Assignment :: Would you copy the lines below exactly and omit the images?

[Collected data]
+===+

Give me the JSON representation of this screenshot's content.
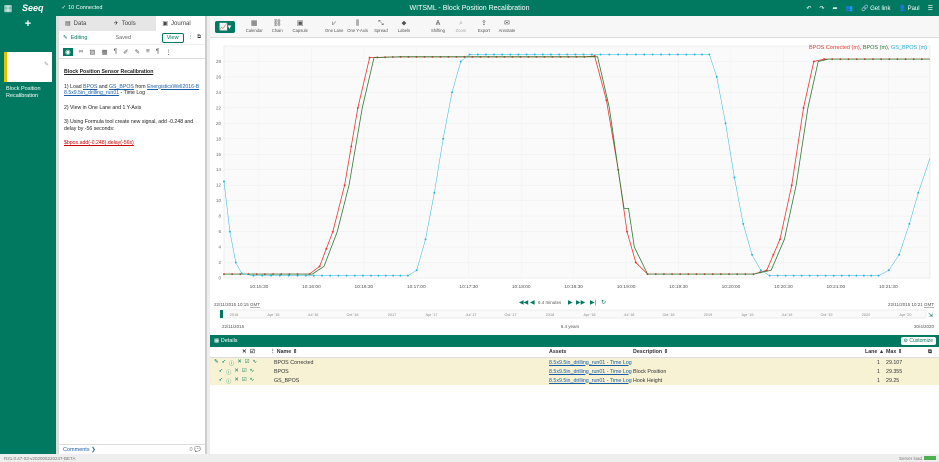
{
  "app": {
    "logo": "Seeq",
    "connections": "10 Connected",
    "title": "WITSML - Block Position Recalibration",
    "user": "Paul",
    "get_link": "Get link"
  },
  "colors": {
    "brand": "#007960",
    "series_bpos_corrected": "#e53935",
    "series_bpos": "#2e7d32",
    "series_gs_bpos": "#29b6d9",
    "row_highlight": "#f7f2d4"
  },
  "leftrail": {
    "add_icon": "+",
    "worksheet_label": "Block Position Recalibration"
  },
  "journal": {
    "tabs": [
      "Data",
      "Tools",
      "Journal"
    ],
    "mode": "Editing",
    "status": "Saved",
    "view_button": "View",
    "heading": "Block Position Sensor Recalibration",
    "step1_prefix": "1) Load ",
    "step1_bpos": "BPOS",
    "step1_and": " and ",
    "step1_gsbpos": "GS_BPOS",
    "step1_from": " from ",
    "step1_source": "EnergisticsWell2016-B",
    "step1_log": "8.5x9.5in_drilling_run01",
    "step1_suffix": " - Time Log",
    "step2": "2) View in One Lane and 1 Y-Axis",
    "step3": "3) Using Formula tool create new signal, add -0.248 and delay by -56 seconds:",
    "formula": "$bpos.add(-0.248).delay(-56s)",
    "comments": "Comments",
    "comment_count": "0"
  },
  "toolbar": {
    "items": [
      "Calendar",
      "Chain",
      "Capsule",
      "One Lane",
      "One Y-Axis",
      "Spread",
      "Labels",
      "Shifting",
      "Zoom",
      "Export",
      "Annotate"
    ]
  },
  "chart_data": {
    "type": "line",
    "legend": "BPOS Corrected (m), BPOS (m), GS_BPOS (m)",
    "xlabel": "",
    "ylabel": "",
    "ylim": [
      0,
      30
    ],
    "yticks": [
      0,
      2,
      4,
      6,
      8,
      10,
      12,
      14,
      16,
      18,
      20,
      22,
      24,
      26,
      28
    ],
    "xlim": [
      0,
      48
    ],
    "xticks": [
      "10:15:30",
      "10:16:00",
      "10:16:30",
      "10:17:00",
      "10:17:30",
      "10:18:00",
      "10:18:30",
      "10:19:00",
      "10:19:30",
      "10:20:00",
      "10:20:30",
      "10:21:00",
      "10:21:30"
    ],
    "series": [
      {
        "name": "BPOS Corrected",
        "style": "dots-line",
        "points": [
          [
            0,
            0.5
          ],
          [
            5,
            0.5
          ],
          [
            5.8,
            0.5
          ],
          [
            6.5,
            1.5
          ],
          [
            7.4,
            6
          ],
          [
            8.2,
            12
          ],
          [
            9.1,
            22
          ],
          [
            9.9,
            28.5
          ],
          [
            12,
            28.6
          ],
          [
            24.5,
            28.6
          ],
          [
            25.2,
            28.7
          ],
          [
            26,
            23
          ],
          [
            26.8,
            14
          ],
          [
            27.4,
            6
          ],
          [
            28,
            2
          ],
          [
            28.8,
            0.5
          ],
          [
            36,
            0.5
          ],
          [
            36.9,
            1
          ],
          [
            37.8,
            5
          ],
          [
            38.6,
            12
          ],
          [
            39.4,
            22
          ],
          [
            40.1,
            28
          ],
          [
            40.8,
            28.3
          ],
          [
            48,
            28.3
          ]
        ]
      },
      {
        "name": "BPOS",
        "style": "line",
        "points": [
          [
            0,
            0.5
          ],
          [
            5,
            0.5
          ],
          [
            6,
            0.5
          ],
          [
            6.8,
            1.5
          ],
          [
            7.7,
            6
          ],
          [
            8.5,
            12
          ],
          [
            9.4,
            22
          ],
          [
            10.2,
            28.5
          ],
          [
            12,
            28.6
          ],
          [
            24.6,
            28.6
          ],
          [
            25.4,
            28.6
          ],
          [
            26.2,
            22
          ],
          [
            26.8,
            14
          ],
          [
            27.2,
            9
          ],
          [
            27.5,
            9
          ],
          [
            27.9,
            4
          ],
          [
            28.8,
            0.5
          ],
          [
            36,
            0.5
          ],
          [
            37.2,
            1
          ],
          [
            38.1,
            5
          ],
          [
            38.9,
            12
          ],
          [
            39.7,
            22
          ],
          [
            40.4,
            28
          ],
          [
            41.1,
            28.3
          ],
          [
            48,
            28.3
          ]
        ]
      },
      {
        "name": "GS_BPOS",
        "style": "dots",
        "points": [
          [
            0,
            12.5
          ],
          [
            0.4,
            6
          ],
          [
            0.8,
            2
          ],
          [
            1.2,
            0.6
          ],
          [
            2,
            0.3
          ],
          [
            5,
            0.3
          ],
          [
            10,
            0.3
          ],
          [
            12.5,
            0.3
          ],
          [
            13.1,
            1
          ],
          [
            13.7,
            5
          ],
          [
            14.3,
            11
          ],
          [
            14.9,
            18
          ],
          [
            15.5,
            24
          ],
          [
            16.1,
            28
          ],
          [
            16.7,
            28.9
          ],
          [
            25,
            28.9
          ],
          [
            28,
            28.9
          ],
          [
            32,
            28.9
          ],
          [
            33,
            28.9
          ],
          [
            33.5,
            26
          ],
          [
            34.1,
            20
          ],
          [
            34.7,
            13
          ],
          [
            35.3,
            7
          ],
          [
            35.9,
            3
          ],
          [
            36.5,
            1
          ],
          [
            37.1,
            0.3
          ],
          [
            42,
            0.3
          ],
          [
            44.5,
            0.3
          ],
          [
            45.2,
            1
          ],
          [
            45.9,
            3
          ],
          [
            46.6,
            7
          ],
          [
            47.2,
            11
          ],
          [
            48,
            15.5
          ]
        ]
      }
    ]
  },
  "range": {
    "start": "22/11/2015 10:15",
    "start_tz": "GMT",
    "end": "22/11/2015 10:21",
    "end_tz": "GMT",
    "duration": "6.4 minutes",
    "overview_start": "22/11/2015",
    "overview_duration": "6.4 years",
    "overview_end": "30/4/2020",
    "overview_ticks": [
      "2016",
      "Apr '16",
      "Jul '16",
      "Oct '16",
      "2017",
      "Apr '17",
      "Jul '17",
      "Oct '17",
      "2018",
      "Apr '18",
      "Jul '18",
      "Oct '18",
      "2019",
      "Apr '19",
      "Jul '19",
      "Oct '19",
      "2020",
      "Apr '20"
    ]
  },
  "details": {
    "title": "Details",
    "customize": "Customize",
    "columns": [
      "Name",
      "Assets",
      "Description",
      "Lane",
      "Max"
    ],
    "rows": [
      {
        "name": "BPOS Corrected",
        "asset": "8.5x9.5in_drilling_run01 - Time Log",
        "description": "",
        "lane": "1",
        "max": "29.107"
      },
      {
        "name": "BPOS",
        "asset": "8.5x9.5in_drilling_run01 - Time Log",
        "description": "Block Position",
        "lane": "1",
        "max": "29.355"
      },
      {
        "name": "GS_BPOS",
        "asset": "8.5x9.5in_drilling_run01 - Time Log",
        "description": "Hook Height",
        "lane": "1",
        "max": "29.25"
      }
    ]
  },
  "status": {
    "version": "R21.0.47-03-v202005220247-BETA",
    "server_load": "Server load"
  }
}
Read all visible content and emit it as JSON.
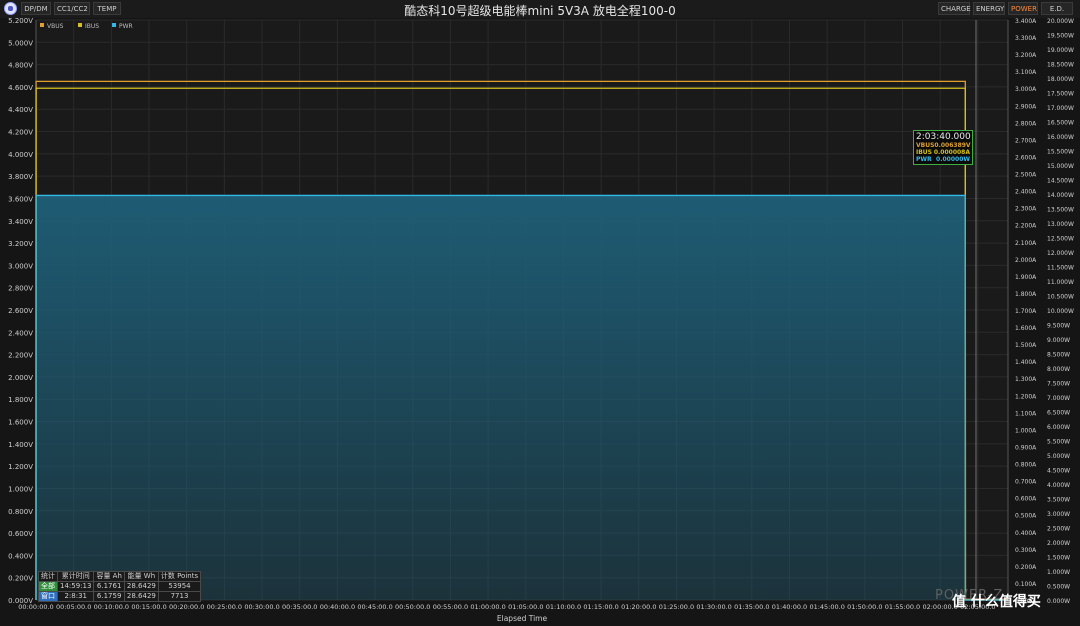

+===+

Answer to this task ::
Give me the JSON representation of this screenshot's content.
{
  "app": {
    "logo": "Seeq",
    "connections": "10 Connected",
    "title": "WITSML - Block Position Recalibration",
    "user": "Paul",
    "get_link": "Get link"
  },
  "colors": {
    "brand": "#007960",
    "series_bpos_corrected": "#e53935",
    "series_bpos": "#2e7d32",
    "series_gs_bpos": "#29b6d9",
    "row_highlight": "#f7f2d4"
  },
  "leftrail": {
    "add_icon": "+",
    "worksheet_label": "Block Position Recalibration"
  },
  "journal": {
    "tabs": [
      "Data",
      "Tools",
      "Journal"
    ],
    "mode": "Editing",
    "status": "Saved",
    "view_button": "View",
    "heading": "Block Position Sensor Recalibration",
    "step1_prefix": "1) Load ",
    "step1_bpos": "BPOS",
    "step1_and": " and ",
    "step1_gsbpos": "GS_BPOS",
    "step1_from": " from ",
    "step1_source": "EnergisticsWell2016-B",
    "step1_log": "8.5x9.5in_drilling_run01",
    "step1_suffix": " - Time Log",
    "step2": "2) View in One Lane and 1 Y-Axis",
    "step3": "3) Using Formula tool create new signal, add -0.248 and delay by -56 seconds:",
    "formula": "$bpos.add(-0.248).delay(-56s)",
    "comments": "Comments",
    "comment_count": "0"
  },
  "toolbar": {
    "items": [
      "Calendar",
      "Chain",
      "Capsule",
      "One Lane",
      "One Y-Axis",
      "Spread",
      "Labels",
      "Shifting",
      "Zoom",
      "Export",
      "Annotate"
    ]
  },
  "chart_data": {
    "type": "line",
    "legend": "BPOS Corrected (m), BPOS (m), GS_BPOS (m)",
    "xlabel": "",
    "ylabel": "",
    "ylim": [
      0,
      30
    ],
    "yticks": [
      0,
      2,
      4,
      6,
      8,
      10,
      12,
      14,
      16,
      18,
      20,
      22,
      24,
      26,
      28
    ],
    "xlim": [
      0,
      48
    ],
    "xticks": [
      "10:15:30",
      "10:16:00",
      "10:16:30",
      "10:17:00",
      "10:17:30",
      "10:18:00",
      "10:18:30",
      "10:19:00",
      "10:19:30",
      "10:20:00",
      "10:20:30",
      "10:21:00",
      "10:21:30"
    ],
    "series": [
      {
        "name": "BPOS Corrected",
        "style": "dots-line",
        "points": [
          [
            0,
            0.5
          ],
          [
            5,
            0.5
          ],
          [
            5.8,
            0.5
          ],
          [
            6.5,
            1.5
          ],
          [
            7.4,
            6
          ],
          [
            8.2,
            12
          ],
          [
            9.1,
            22
          ],
          [
            9.9,
            28.5
          ],
          [
            12,
            28.6
          ],
          [
            24.5,
            28.6
          ],
          [
            25.2,
            28.7
          ],
          [
            26,
            23
          ],
          [
            26.8,
            14
          ],
          [
            27.4,
            6
          ],
          [
            28,
            2
          ],
          [
            28.8,
            0.5
          ],
          [
            36,
            0.5
          ],
          [
            36.9,
            1
          ],
          [
            37.8,
            5
          ],
          [
            38.6,
            12
          ],
          [
            39.4,
            22
          ],
          [
            40.1,
            28
          ],
          [
            40.8,
            28.3
          ],
          [
            48,
            28.3
          ]
        ]
      },
      {
        "name": "BPOS",
        "style": "line",
        "points": [
          [
            0,
            0.5
          ],
          [
            5,
            0.5
          ],
          [
            6,
            0.5
          ],
          [
            6.8,
            1.5
          ],
          [
            7.7,
            6
          ],
          [
            8.5,
            12
          ],
          [
            9.4,
            22
          ],
          [
            10.2,
            28.5
          ],
          [
            12,
            28.6
          ],
          [
            24.6,
            28.6
          ],
          [
            25.4,
            28.6
          ],
          [
            26.2,
            22
          ],
          [
            26.8,
            14
          ],
          [
            27.2,
            9
          ],
          [
            27.5,
            9
          ],
          [
            27.9,
            4
          ],
          [
            28.8,
            0.5
          ],
          [
            36,
            0.5
          ],
          [
            37.2,
            1
          ],
          [
            38.1,
            5
          ],
          [
            38.9,
            12
          ],
          [
            39.7,
            22
          ],
          [
            40.4,
            28
          ],
          [
            41.1,
            28.3
          ],
          [
            48,
            28.3
          ]
        ]
      },
      {
        "name": "GS_BPOS",
        "style": "dots",
        "points": [
          [
            0,
            12.5
          ],
          [
            0.4,
            6
          ],
          [
            0.8,
            2
          ],
          [
            1.2,
            0.6
          ],
          [
            2,
            0.3
          ],
          [
            5,
            0.3
          ],
          [
            10,
            0.3
          ],
          [
            12.5,
            0.3
          ],
          [
            13.1,
            1
          ],
          [
            13.7,
            5
          ],
          [
            14.3,
            11
          ],
          [
            14.9,
            18
          ],
          [
            15.5,
            24
          ],
          [
            16.1,
            28
          ],
          [
            16.7,
            28.9
          ],
          [
            25,
            28.9
          ],
          [
            28,
            28.9
          ],
          [
            32,
            28.9
          ],
          [
            33,
            28.9
          ],
          [
            33.5,
            26
          ],
          [
            34.1,
            20
          ],
          [
            34.7,
            13
          ],
          [
            35.3,
            7
          ],
          [
            35.9,
            3
          ],
          [
            36.5,
            1
          ],
          [
            37.1,
            0.3
          ],
          [
            42,
            0.3
          ],
          [
            44.5,
            0.3
          ],
          [
            45.2,
            1
          ],
          [
            45.9,
            3
          ],
          [
            46.6,
            7
          ],
          [
            47.2,
            11
          ],
          [
            48,
            15.5
          ]
        ]
      }
    ]
  },
  "range": {
    "start": "22/11/2015 10:15",
    "start_tz": "GMT",
    "end": "22/11/2015 10:21",
    "end_tz": "GMT",
    "duration": "6.4 minutes",
    "overview_start": "22/11/2015",
    "overview_duration": "6.4 years",
    "overview_end": "30/4/2020",
    "overview_ticks": [
      "2016",
      "Apr '16",
      "Jul '16",
      "Oct '16",
      "2017",
      "Apr '17",
      "Jul '17",
      "Oct '17",
      "2018",
      "Apr '18",
      "Jul '18",
      "Oct '18",
      "2019",
      "Apr '19",
      "Jul '19",
      "Oct '19",
      "2020",
      "Apr '20"
    ]
  },
  "details": {
    "title": "Details",
    "customize": "Customize",
    "columns": [
      "Name",
      "Assets",
      "Description",
      "Lane",
      "Max"
    ],
    "rows": [
      {
        "name": "BPOS Corrected",
        "asset": "8.5x9.5in_drilling_run01 - Time Log",
        "description": "",
        "lane": "1",
        "max": "29.107"
      },
      {
        "name": "BPOS",
        "asset": "8.5x9.5in_drilling_run01 - Time Log",
        "description": "Block Position",
        "lane": "1",
        "max": "29.355"
      },
      {
        "name": "GS_BPOS",
        "asset": "8.5x9.5in_drilling_run01 - Time Log",
        "description": "Hook Height",
        "lane": "1",
        "max": "29.25"
      }
    ]
  },
  "status": {
    "version": "R21.0.47-03-v202005220247-BETA",
    "server_load": "Server load"
  }
}
Read all visible content and emit it as JSON.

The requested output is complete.